Friday, July 6, 2012

Domain and Range of a Function

In mathematics, a function is a relation between a set of inputs and a set of potential outputs with the property that each input is related to exactly one output. An example of such a relation is defined by the rule f(x) = x2, which relates an input x to its square, which are both real numbers. The output of the function f corresponding to an input x is denoted by f(x) (read "f of x"). If the input is –3, then the output is 9, and we may write    f(–3) = 9.

Thus we have two quantities (called "variables") and we observe that there is a relationship between them. If we find that for every value of the first variable there is only one value of the second variable, then we say: "The second variable is a function of the first variable."

The first variable is the independent variable (usually written as x), and the second variable is the dependent variable (usually written as y).

The domain of a function is the set of all possible x-values which will make the function work and will output real y-values. 

The range of a function is the possible y values of a function that result when we substitute all the possible x-values into the function.

The following applet shows the graph of sine function. Its domain ( which can be tracked by point B) and range(which can be tracked by point C) are respectively (-∞ , ∞) and [-1,1].

This is a Java Applet created using GeoGebra from - it looks like you don't have Java installed, please go to


  1. This is nice! I made a similar application last fall for my students to practice domain and range. I'm not completely happy with it because it doesn't show closed vs. open intervals, but here it is:

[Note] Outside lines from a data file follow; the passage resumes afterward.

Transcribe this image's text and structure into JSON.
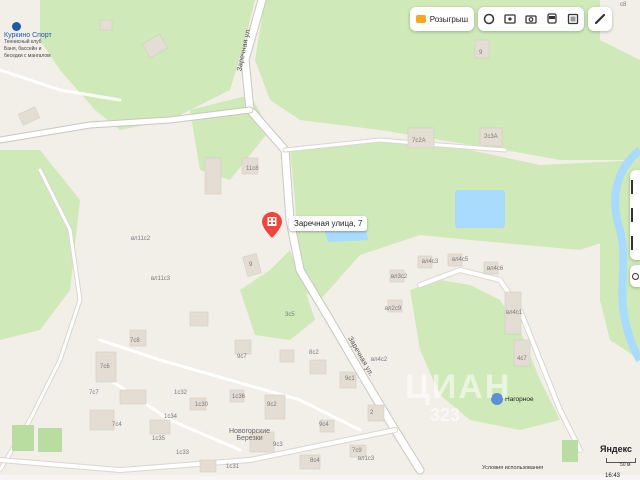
{
  "map": {
    "colors": {
      "land": "#f2efe9",
      "forest": "#cfe9b8",
      "water": "#a9dbff",
      "building": "#e3ddd3",
      "road": "#ffffff",
      "road_edge": "#c9c7c2",
      "marker": "#f1453d"
    }
  },
  "toolbar": {
    "promo_label": "Розыгрыш",
    "promo_icon": "gift-icon",
    "icons": [
      "layers-icon",
      "panorama-icon",
      "camera-icon",
      "bus-icon",
      "more-layers-icon"
    ],
    "ruler_icon": "ruler-icon"
  },
  "marker": {
    "label": "Заречная улица, 7",
    "icon": "building-marker-icon"
  },
  "poi": {
    "kurkino": {
      "name": "Куркино Спорт",
      "sub1": "Теннисный клуб",
      "sub2": "Баня, бассейн и",
      "sub3": "беседки с мангалом"
    },
    "nagornoe": {
      "name": "Нагорное"
    },
    "berezki": {
      "line1": "Новогорские",
      "line2": "Березки"
    }
  },
  "streets": {
    "zarechnaya": "Заречная ул.",
    "zarechnaya2": "Заречная ул."
  },
  "house_numbers": {
    "h11c8": "11с8",
    "h7c2A": "7с2А",
    "h2c3A": "2с3А",
    "h9": "9",
    "h11c2": "вл11с2",
    "h11c3": "вл11с3",
    "h3c5": "3с5",
    "h9b": "9",
    "h7c8": "7с8",
    "h7c4": "7с4",
    "h7c6": "7с6",
    "h7c7": "7с7",
    "h7c3": "7с3",
    "h9c7": "9с7",
    "h9c1": "9с1",
    "h7c5": "7с5",
    "h7c1": "7с1",
    "h8c2": "8с2",
    "h1c32": "1с32",
    "h1c30": "1с30",
    "h1c34": "1с34",
    "h1c35": "1с35",
    "h1c33": "1с33",
    "h1c36": "1с36",
    "h1c31": "1с31",
    "h9c2": "9с2",
    "h9c3": "9с3",
    "h8c4": "8с4",
    "h9c4": "9с4",
    "h8c6": "вл4с3",
    "h8c5": "вл4с5",
    "h4c6": "вл4с6",
    "h4c7": "4с7",
    "h4c2": "вл4с2",
    "h3c2": "вл3с2",
    "h2c9": "вл2с9",
    "h4c1": "вл4с1",
    "h2": "2",
    "h7c9": "7с9",
    "h1c3": "вл1с3",
    "h2c8": "2с8",
    "h8c8": "с8"
  },
  "attribution": {
    "links": "Условия использования",
    "brand": "Яндекс",
    "scale": "50 м",
    "time": "16:43"
  },
  "watermark": {
    "line1": "ЦИАН",
    "line2": "323"
  }
}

  2. Thank you for visiting and the link.

  3. Functions are very necessary to learn differentiation and integration.The whole limit theory and calculus depend on functions.

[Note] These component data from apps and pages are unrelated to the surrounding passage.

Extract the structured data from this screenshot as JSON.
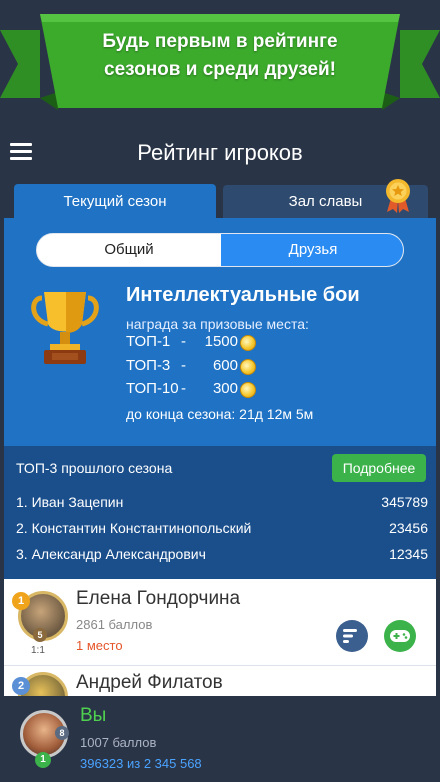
{
  "banner": {
    "line1": "Будь первым в рейтинге",
    "line2": "сезонов и среди друзей!"
  },
  "header": {
    "title": "Рейтинг игроков"
  },
  "tabs": {
    "current": "Текущий сезон",
    "fame": "Зал славы"
  },
  "toggle": {
    "general": "Общий",
    "friends": "Друзья"
  },
  "season": {
    "title": "Интеллектуальные бои",
    "prize_caption": "награда за призовые места:",
    "prizes": [
      {
        "place": "ТОП-1",
        "dash": "-",
        "amount": "1500"
      },
      {
        "place": "ТОП-3",
        "dash": "-",
        "amount": "600"
      },
      {
        "place": "ТОП-10",
        "dash": "-",
        "amount": "300"
      }
    ],
    "ends": "до конца сезона: 21д 12м 5м"
  },
  "top3": {
    "title": "ТОП-3 прошлого сезона",
    "more_label": "Подробнее",
    "rows": [
      {
        "name": "1. Иван Зацепин",
        "score": "345789"
      },
      {
        "name": "2. Константин Константинопольский",
        "score": "23456"
      },
      {
        "name": "3. Александр Александрович",
        "score": "12345"
      }
    ]
  },
  "players": [
    {
      "rank": "1",
      "name": "Елена Гондорчина",
      "score": "2861 баллов",
      "place": "1 место",
      "level": "5",
      "ratio": "1:1"
    },
    {
      "rank": "2",
      "name": "Андрей Филатов"
    }
  ],
  "self": {
    "label": "Вы",
    "score": "1007 баллов",
    "rank": "396323 из 2 345 568",
    "level": "8",
    "badge": "1"
  },
  "colors": {
    "accent_blue": "#1f72c4",
    "toggle_active": "#2a8cf2",
    "banner_green": "#3cab2c",
    "button_green": "#3bb24a",
    "place_orange": "#e5562b"
  }
}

  4. sir , why the range lie between only [-1,1] ??

  5. because 'archana' the limits of a sine or cosine waveform are -1 to +1.
    If we had chosen f(x) = 2x/(x-3)
    we have a limitation in the domain, the values that x can take, as when x = 3 the denominator = 0 and the function f(x) becomes infinite in value. We would show this as an asymptote on the graph.
    The Range of that function f(x) can be found by letting another variable, say y, equal f(x) and then re-arranging to make x the subject.
    In this case we would get x = 3y/(y-2)
    We call this the inverse of the function

    f^-1 (x) = 3x/(x-2)

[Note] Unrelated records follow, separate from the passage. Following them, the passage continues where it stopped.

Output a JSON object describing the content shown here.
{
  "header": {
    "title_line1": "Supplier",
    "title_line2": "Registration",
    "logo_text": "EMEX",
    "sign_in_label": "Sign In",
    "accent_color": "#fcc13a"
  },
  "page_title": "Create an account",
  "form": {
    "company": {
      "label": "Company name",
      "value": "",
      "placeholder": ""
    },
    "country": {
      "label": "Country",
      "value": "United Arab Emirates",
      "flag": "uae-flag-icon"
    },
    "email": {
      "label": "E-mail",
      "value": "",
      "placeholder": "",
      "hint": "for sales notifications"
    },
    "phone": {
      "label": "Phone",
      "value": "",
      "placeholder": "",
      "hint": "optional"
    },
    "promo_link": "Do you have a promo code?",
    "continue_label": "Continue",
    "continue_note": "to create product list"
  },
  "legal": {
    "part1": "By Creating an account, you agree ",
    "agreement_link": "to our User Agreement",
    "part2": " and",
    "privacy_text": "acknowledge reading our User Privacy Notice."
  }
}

    In this case the limiting value would be x = 2 and this is the limiting value in the range or values that the function f(x) can take.

    In summary for the function chosen we have a domain:
    x can take all values except x = 3
    and a range:
    f(x) can take all values except f(x) = 2